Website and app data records
'''
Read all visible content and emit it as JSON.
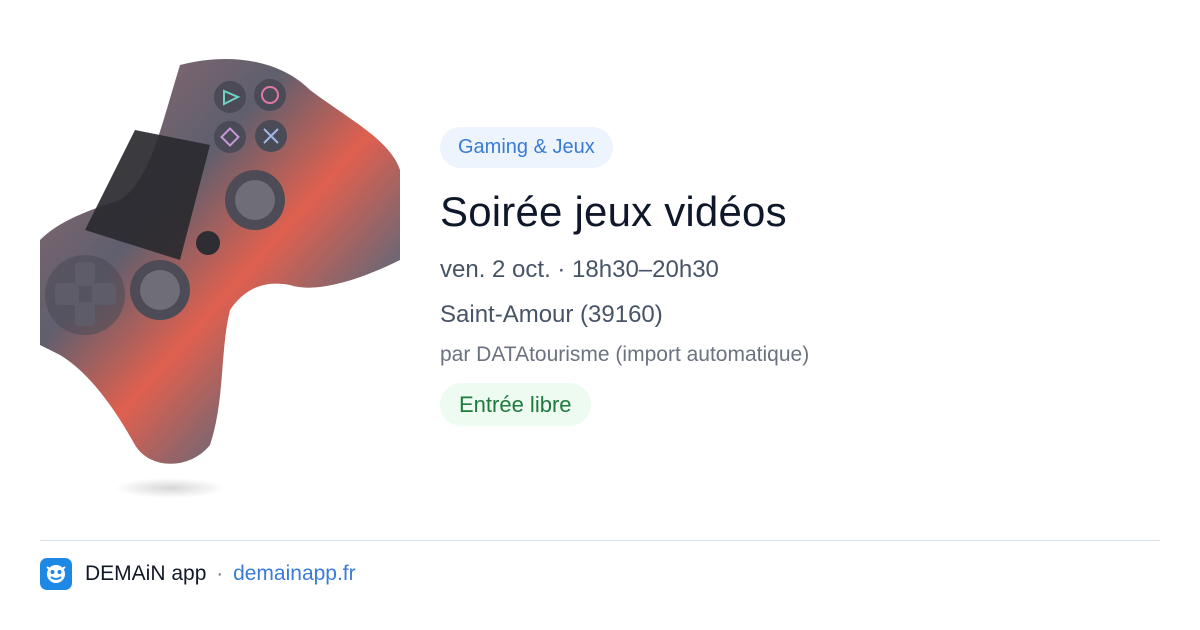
{
  "event": {
    "category": "Gaming & Jeux",
    "title": "Soirée jeux vidéos",
    "datetime": "ven. 2 oct. · 18h30–20h30",
    "location": "Saint-Amour (39160)",
    "source": "par DATAtourisme (import automatique)",
    "price": "Entrée libre",
    "image_icon": "game-controller"
  },
  "footer": {
    "app_name": "DEMAiN app",
    "separator": "·",
    "url": "demainapp.fr"
  },
  "colors": {
    "accent": "#3a7bd5",
    "category_bg": "#eef4fd",
    "price_text": "#1f7a3e",
    "price_bg": "#eefbf1",
    "logo_bg": "#1e88e5"
  }
}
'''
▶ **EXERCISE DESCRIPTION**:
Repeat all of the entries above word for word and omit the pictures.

▶ **YOUR RESPONSE**:
Read all visible content and emit it as JSON.
{
  "event": {
    "category": "Gaming & Jeux",
    "title": "Soirée jeux vidéos",
    "datetime": "ven. 2 oct. · 18h30–20h30",
    "location": "Saint-Amour (39160)",
    "source": "par DATAtourisme (import automatique)",
    "price": "Entrée libre",
    "image_icon": "game-controller"
  },
  "footer": {
    "app_name": "DEMAiN app",
    "separator": "·",
    "url": "demainapp.fr"
  },
  "colors": {
    "accent": "#3a7bd5",
    "category_bg": "#eef4fd",
    "price_text": "#1f7a3e",
    "price_bg": "#eefbf1",
    "logo_bg": "#1e88e5"
  }
}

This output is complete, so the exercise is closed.